## EXERCISE REQUIREMENTS
Reply with one number, the count of lines below that contain the string "Multi".

## DATA SUPPLIED

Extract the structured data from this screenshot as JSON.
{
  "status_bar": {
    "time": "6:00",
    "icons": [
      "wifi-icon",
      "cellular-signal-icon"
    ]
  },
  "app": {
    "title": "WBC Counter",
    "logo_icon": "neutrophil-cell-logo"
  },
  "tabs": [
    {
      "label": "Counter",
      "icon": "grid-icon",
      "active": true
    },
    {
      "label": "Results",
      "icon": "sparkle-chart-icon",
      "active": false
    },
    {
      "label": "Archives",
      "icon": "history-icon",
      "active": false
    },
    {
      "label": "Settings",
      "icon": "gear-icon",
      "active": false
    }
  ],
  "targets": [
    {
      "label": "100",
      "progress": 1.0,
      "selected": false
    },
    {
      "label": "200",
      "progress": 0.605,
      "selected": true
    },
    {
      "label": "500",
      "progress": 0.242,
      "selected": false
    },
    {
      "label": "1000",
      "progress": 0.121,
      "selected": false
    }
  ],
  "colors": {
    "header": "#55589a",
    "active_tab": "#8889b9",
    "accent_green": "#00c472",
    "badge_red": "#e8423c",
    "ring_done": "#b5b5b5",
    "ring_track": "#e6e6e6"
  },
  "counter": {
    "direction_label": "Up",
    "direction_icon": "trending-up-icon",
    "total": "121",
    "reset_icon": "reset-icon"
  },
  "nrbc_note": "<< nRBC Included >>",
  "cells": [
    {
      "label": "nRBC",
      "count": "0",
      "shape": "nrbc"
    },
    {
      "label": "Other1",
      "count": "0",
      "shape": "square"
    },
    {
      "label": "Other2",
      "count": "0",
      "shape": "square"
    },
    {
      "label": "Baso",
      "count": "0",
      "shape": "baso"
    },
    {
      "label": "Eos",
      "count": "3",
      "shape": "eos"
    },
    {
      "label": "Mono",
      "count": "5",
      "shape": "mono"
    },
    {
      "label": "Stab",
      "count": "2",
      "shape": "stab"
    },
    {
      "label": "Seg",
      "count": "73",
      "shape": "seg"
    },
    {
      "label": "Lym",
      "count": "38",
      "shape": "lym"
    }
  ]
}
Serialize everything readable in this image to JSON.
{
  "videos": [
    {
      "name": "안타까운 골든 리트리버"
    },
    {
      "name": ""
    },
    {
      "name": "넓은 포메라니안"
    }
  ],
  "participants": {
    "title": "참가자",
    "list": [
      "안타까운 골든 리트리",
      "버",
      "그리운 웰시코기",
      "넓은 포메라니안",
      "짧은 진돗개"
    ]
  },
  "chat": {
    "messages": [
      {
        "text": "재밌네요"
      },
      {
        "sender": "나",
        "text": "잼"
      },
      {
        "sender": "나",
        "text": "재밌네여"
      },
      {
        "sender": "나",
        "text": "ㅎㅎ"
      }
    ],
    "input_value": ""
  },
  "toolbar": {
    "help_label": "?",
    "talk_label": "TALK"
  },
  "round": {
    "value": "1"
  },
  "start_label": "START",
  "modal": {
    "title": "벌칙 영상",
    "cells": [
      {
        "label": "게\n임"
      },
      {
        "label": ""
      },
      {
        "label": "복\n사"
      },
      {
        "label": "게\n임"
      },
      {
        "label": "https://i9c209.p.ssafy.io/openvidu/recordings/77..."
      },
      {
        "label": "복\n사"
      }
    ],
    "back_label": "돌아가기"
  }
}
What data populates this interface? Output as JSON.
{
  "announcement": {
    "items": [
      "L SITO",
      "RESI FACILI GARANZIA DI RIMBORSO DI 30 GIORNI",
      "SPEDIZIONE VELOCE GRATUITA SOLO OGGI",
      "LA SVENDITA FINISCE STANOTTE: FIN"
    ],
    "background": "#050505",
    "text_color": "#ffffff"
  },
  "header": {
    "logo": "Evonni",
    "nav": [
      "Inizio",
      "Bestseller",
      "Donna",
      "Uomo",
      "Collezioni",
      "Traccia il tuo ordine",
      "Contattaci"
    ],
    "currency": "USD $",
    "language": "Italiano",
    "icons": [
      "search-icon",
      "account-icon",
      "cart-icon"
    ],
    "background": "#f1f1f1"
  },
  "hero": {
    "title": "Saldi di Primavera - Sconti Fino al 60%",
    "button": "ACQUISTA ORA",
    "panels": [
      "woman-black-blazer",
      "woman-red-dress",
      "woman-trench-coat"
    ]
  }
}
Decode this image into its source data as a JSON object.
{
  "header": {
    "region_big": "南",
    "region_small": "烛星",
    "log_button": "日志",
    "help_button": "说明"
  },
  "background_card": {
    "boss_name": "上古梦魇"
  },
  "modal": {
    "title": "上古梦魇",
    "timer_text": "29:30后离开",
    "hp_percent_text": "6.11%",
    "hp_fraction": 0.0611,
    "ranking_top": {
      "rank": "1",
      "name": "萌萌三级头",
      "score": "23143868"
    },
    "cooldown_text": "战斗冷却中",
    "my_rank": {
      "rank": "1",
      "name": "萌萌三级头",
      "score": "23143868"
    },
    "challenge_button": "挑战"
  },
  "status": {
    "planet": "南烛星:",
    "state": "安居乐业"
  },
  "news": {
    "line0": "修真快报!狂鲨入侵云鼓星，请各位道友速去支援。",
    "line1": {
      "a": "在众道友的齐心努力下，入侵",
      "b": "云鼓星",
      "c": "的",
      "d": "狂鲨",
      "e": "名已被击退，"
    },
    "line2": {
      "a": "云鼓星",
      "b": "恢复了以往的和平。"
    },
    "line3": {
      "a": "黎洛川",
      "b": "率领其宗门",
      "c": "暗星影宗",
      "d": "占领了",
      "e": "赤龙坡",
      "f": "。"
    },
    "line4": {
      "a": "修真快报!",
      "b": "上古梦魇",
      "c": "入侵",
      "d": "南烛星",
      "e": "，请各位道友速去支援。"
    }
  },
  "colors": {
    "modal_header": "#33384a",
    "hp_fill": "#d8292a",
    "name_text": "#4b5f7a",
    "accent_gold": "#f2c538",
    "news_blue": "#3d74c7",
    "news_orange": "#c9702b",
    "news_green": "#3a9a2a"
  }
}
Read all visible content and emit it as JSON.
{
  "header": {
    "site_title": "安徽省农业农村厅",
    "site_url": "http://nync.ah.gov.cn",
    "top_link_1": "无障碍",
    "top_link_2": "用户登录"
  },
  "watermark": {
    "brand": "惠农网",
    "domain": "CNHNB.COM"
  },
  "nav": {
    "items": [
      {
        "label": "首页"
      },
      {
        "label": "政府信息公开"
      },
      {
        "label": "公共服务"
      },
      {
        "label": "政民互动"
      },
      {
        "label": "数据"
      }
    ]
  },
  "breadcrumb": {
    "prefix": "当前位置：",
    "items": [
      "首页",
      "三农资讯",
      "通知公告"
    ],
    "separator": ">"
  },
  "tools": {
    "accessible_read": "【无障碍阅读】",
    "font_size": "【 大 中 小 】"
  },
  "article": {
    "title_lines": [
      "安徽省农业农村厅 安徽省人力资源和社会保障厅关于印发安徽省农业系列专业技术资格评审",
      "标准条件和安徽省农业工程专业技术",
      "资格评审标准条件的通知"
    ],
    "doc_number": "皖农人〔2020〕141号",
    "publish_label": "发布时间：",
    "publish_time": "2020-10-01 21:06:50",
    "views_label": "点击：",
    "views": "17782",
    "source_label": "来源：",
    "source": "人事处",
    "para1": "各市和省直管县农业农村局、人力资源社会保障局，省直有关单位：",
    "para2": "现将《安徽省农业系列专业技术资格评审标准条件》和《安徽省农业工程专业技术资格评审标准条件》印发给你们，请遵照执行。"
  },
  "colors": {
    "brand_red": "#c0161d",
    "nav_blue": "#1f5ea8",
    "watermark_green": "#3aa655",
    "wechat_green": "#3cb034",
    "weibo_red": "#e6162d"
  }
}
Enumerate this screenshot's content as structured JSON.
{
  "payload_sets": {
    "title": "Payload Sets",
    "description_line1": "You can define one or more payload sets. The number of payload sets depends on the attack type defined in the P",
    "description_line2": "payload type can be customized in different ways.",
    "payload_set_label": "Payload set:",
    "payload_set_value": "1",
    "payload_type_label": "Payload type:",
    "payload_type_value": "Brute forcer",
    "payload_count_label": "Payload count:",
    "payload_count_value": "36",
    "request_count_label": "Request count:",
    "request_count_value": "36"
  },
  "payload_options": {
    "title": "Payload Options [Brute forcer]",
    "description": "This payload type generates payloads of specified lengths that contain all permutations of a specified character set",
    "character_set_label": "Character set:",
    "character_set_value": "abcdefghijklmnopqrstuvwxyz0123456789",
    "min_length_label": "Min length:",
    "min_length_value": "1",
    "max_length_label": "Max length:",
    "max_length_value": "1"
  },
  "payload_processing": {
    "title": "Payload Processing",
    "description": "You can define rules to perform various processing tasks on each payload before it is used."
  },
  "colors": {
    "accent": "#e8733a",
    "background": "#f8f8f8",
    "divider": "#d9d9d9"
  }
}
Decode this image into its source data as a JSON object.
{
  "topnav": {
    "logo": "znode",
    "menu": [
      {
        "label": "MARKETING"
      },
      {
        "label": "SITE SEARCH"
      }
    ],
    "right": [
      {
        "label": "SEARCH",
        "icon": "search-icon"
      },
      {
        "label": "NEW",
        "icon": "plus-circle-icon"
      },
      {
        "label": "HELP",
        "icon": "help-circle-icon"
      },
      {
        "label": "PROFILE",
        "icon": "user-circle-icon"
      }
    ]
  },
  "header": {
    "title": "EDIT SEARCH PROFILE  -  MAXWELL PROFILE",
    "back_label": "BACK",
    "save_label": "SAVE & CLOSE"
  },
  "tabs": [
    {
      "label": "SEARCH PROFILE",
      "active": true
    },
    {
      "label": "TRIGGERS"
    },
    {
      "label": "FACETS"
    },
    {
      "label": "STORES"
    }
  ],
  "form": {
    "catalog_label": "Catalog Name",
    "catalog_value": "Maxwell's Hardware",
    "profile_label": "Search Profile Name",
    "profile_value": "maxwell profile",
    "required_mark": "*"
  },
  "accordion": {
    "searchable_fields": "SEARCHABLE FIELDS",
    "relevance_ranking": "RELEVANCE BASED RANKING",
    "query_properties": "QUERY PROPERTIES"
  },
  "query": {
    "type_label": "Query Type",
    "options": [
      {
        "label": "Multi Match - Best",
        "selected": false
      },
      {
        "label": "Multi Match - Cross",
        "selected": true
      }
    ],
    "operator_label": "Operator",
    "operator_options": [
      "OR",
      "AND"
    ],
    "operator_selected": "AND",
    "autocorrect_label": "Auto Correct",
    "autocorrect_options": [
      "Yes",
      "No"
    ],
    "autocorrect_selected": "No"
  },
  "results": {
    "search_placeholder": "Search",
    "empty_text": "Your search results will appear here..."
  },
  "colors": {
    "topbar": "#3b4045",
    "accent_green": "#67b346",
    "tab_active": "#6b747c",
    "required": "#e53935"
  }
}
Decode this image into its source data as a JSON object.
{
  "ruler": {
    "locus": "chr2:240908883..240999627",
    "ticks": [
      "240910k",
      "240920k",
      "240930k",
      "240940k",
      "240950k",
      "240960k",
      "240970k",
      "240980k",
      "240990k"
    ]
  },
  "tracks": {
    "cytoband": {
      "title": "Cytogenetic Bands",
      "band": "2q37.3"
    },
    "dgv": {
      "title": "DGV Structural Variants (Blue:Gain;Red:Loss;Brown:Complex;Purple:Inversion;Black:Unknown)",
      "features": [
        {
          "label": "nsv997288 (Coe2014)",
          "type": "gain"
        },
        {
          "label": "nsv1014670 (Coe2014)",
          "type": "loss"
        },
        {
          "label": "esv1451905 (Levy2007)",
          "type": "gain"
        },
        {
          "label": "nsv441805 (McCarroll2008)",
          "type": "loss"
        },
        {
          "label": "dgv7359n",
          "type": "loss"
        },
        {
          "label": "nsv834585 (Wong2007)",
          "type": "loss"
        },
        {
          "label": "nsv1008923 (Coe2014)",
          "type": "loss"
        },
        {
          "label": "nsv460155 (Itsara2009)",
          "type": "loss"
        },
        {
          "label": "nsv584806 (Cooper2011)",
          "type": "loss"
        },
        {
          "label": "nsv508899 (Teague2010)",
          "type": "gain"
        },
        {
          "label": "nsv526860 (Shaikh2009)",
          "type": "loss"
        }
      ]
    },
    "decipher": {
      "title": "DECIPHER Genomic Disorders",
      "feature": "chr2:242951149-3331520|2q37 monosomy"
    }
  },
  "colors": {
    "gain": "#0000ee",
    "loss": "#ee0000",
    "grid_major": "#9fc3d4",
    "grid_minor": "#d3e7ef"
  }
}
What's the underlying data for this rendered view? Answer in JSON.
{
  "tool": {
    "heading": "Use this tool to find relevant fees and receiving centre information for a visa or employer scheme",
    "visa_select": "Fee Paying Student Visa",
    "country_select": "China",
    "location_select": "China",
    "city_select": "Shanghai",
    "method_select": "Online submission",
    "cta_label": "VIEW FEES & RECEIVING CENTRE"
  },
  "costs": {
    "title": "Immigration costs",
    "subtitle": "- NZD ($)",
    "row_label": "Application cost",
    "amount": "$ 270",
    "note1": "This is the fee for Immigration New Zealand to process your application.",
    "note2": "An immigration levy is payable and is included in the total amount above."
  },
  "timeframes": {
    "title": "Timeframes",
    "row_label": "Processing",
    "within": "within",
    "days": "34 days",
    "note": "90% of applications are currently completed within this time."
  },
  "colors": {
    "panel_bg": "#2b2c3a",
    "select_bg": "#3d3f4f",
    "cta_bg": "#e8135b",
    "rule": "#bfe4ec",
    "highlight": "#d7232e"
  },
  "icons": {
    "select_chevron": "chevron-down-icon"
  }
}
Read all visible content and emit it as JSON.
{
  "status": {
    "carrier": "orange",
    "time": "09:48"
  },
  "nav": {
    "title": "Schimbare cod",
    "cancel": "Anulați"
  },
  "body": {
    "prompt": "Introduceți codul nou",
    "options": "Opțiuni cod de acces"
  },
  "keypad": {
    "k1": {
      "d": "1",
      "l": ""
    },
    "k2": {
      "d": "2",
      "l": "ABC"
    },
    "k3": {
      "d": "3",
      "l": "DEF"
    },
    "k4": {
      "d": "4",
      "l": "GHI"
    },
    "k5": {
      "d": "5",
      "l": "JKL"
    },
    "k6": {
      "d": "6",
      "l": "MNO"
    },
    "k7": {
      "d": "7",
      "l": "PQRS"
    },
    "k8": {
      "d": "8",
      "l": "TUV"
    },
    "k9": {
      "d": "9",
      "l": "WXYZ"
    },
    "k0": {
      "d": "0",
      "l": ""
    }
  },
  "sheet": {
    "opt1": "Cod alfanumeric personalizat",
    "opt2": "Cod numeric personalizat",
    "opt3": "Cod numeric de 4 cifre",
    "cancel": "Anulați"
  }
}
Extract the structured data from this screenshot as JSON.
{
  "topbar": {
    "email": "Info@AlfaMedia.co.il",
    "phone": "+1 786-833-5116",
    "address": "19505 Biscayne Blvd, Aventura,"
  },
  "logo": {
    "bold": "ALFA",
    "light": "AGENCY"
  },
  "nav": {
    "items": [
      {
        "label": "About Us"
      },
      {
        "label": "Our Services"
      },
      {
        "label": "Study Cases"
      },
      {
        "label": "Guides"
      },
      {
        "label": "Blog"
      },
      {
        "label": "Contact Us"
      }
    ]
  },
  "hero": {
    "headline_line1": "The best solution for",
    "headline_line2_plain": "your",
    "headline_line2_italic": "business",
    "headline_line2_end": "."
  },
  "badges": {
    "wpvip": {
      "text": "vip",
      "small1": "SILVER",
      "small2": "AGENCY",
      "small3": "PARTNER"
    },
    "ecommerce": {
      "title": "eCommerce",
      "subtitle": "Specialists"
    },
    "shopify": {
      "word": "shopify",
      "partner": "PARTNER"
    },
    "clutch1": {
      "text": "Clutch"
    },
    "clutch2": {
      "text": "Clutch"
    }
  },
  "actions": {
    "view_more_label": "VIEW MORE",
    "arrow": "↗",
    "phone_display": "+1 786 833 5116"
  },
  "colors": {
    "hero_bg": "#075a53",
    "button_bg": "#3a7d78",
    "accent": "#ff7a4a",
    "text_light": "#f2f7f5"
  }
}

## WRITTEN SOLUTION
2